● **Directions**:
Go through the lines below, tally those that include the word "screenshot", and give only the tally.

● **Material provided**:

★ ★ ★

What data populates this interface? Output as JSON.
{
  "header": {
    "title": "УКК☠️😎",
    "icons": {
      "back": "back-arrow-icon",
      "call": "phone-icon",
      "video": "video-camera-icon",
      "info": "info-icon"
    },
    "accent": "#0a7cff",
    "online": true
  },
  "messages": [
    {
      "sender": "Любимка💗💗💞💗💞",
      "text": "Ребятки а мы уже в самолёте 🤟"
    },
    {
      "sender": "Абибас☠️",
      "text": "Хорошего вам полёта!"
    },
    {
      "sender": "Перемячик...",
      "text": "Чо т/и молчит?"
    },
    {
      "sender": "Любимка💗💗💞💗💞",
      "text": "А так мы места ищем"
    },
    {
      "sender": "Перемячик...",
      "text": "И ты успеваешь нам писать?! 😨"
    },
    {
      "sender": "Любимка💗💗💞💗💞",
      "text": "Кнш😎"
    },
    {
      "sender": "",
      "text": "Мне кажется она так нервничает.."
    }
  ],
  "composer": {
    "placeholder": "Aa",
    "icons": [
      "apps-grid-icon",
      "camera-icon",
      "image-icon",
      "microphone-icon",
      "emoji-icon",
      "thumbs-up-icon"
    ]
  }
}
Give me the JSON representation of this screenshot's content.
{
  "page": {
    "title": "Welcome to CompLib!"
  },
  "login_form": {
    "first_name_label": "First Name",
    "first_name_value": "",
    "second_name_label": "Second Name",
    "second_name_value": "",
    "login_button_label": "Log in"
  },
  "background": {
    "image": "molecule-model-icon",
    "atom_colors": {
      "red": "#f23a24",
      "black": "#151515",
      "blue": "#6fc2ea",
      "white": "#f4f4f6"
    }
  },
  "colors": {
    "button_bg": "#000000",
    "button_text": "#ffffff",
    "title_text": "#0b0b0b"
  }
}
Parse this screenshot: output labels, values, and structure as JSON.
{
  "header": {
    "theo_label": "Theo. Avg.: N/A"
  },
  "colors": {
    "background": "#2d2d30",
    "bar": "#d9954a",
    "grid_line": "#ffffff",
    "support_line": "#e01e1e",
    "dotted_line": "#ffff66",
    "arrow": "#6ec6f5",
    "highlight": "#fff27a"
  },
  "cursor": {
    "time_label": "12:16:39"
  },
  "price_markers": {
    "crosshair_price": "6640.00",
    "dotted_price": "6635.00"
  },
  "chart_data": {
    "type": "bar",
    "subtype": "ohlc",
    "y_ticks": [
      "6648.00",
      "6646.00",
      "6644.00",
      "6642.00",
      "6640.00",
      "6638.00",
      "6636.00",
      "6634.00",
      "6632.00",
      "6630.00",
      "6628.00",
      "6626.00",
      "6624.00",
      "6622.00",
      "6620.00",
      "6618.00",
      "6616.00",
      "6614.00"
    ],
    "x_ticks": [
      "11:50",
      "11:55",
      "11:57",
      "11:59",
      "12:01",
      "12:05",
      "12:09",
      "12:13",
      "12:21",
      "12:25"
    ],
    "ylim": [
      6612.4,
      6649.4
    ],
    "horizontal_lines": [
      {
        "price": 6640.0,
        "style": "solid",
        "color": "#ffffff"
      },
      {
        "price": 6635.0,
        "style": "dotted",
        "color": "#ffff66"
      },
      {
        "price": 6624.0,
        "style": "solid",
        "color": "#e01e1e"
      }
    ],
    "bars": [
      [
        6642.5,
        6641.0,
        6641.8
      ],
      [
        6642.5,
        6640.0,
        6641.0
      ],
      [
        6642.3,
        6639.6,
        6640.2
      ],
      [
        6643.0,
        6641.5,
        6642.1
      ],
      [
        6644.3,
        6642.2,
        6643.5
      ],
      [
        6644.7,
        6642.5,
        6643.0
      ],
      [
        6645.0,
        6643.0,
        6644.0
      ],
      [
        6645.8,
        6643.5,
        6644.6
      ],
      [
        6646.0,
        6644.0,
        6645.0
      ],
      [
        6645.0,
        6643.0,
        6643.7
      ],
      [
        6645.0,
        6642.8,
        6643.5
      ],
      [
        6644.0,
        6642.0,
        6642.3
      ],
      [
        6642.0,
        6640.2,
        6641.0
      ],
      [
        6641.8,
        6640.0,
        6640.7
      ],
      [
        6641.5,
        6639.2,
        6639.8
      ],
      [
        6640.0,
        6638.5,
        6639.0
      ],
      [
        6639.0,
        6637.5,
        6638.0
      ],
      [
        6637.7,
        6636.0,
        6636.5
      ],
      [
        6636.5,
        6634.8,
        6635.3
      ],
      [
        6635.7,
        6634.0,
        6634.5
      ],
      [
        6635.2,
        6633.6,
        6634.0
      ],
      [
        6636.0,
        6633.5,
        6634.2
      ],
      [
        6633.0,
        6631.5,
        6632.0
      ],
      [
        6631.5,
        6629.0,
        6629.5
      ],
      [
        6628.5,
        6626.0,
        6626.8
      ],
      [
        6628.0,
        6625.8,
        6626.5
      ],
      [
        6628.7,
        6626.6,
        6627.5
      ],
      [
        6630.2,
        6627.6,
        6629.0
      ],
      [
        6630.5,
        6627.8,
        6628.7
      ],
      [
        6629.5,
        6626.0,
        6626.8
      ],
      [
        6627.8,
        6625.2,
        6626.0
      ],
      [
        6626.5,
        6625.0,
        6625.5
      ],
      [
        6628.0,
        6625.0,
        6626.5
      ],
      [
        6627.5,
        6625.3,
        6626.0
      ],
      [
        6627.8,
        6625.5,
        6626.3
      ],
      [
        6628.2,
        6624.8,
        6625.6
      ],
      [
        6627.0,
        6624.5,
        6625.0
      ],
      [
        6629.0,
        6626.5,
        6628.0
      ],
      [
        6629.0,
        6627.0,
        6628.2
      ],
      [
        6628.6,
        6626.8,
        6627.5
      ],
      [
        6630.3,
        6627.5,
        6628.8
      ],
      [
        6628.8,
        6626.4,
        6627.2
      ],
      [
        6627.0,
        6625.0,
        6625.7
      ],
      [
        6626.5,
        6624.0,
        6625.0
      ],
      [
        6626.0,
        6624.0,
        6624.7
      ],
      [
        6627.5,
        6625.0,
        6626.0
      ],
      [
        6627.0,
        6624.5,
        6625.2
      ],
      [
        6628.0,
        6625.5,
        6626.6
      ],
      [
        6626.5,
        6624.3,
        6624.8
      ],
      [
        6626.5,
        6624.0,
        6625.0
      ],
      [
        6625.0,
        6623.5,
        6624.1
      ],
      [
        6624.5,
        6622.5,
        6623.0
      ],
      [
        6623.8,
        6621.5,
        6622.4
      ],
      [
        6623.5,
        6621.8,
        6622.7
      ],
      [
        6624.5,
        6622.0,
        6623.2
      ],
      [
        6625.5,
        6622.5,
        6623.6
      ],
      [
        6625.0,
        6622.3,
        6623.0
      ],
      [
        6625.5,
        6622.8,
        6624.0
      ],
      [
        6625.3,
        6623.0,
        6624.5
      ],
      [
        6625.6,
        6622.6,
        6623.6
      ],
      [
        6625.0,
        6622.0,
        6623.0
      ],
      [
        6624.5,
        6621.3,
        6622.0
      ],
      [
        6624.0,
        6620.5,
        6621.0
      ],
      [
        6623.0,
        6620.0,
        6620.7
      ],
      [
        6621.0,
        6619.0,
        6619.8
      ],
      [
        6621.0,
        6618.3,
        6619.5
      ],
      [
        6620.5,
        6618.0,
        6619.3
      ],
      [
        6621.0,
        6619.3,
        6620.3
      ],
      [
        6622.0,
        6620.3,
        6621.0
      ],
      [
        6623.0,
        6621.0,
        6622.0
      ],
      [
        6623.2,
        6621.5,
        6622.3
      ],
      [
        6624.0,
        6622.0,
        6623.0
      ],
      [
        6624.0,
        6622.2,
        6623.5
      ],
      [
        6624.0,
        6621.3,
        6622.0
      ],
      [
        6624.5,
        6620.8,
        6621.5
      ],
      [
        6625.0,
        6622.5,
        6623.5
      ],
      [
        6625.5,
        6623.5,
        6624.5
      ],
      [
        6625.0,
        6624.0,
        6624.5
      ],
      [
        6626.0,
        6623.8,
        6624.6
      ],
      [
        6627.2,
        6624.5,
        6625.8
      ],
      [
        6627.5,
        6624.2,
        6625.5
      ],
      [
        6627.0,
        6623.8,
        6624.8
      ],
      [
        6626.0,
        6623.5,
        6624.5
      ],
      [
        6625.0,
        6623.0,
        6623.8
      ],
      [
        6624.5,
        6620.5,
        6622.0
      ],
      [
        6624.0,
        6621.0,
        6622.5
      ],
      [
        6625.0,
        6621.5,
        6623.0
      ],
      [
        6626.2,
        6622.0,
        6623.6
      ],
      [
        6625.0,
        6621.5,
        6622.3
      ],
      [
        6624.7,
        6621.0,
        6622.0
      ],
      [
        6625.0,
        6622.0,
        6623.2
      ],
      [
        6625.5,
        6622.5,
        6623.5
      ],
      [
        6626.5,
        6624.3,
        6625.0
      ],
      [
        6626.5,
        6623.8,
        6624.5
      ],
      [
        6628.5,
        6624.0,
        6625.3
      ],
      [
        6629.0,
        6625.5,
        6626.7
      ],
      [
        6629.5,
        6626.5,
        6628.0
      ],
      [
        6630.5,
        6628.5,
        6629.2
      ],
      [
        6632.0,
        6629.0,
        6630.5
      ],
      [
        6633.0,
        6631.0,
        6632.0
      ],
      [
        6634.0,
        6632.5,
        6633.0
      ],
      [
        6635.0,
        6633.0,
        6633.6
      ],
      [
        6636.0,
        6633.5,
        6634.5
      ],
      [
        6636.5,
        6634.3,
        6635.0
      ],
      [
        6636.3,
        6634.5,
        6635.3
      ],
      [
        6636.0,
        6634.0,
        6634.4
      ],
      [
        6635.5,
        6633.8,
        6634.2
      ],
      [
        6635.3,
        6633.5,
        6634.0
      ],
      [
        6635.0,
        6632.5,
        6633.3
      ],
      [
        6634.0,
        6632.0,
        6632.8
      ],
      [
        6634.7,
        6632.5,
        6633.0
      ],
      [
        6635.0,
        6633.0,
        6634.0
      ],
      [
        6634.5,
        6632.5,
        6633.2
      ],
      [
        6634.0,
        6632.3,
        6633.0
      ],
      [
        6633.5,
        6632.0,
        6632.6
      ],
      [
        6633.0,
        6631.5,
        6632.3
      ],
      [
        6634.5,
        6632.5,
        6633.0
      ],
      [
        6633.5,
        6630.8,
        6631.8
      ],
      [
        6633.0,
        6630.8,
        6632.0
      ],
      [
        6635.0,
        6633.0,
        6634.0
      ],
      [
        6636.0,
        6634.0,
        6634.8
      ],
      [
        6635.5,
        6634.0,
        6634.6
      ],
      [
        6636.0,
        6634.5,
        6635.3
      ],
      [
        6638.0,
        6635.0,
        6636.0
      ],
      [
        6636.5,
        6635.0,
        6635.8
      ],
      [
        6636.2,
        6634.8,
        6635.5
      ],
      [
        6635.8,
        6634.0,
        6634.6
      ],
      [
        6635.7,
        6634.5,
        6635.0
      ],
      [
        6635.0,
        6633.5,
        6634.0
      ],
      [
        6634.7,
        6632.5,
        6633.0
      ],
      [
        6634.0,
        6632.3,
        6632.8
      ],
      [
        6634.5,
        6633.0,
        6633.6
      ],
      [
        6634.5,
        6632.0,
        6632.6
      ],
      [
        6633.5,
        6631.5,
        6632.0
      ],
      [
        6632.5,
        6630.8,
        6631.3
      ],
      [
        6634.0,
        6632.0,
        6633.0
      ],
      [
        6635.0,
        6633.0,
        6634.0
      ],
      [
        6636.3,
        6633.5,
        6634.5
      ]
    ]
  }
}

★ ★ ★

● **Problem solution**:
2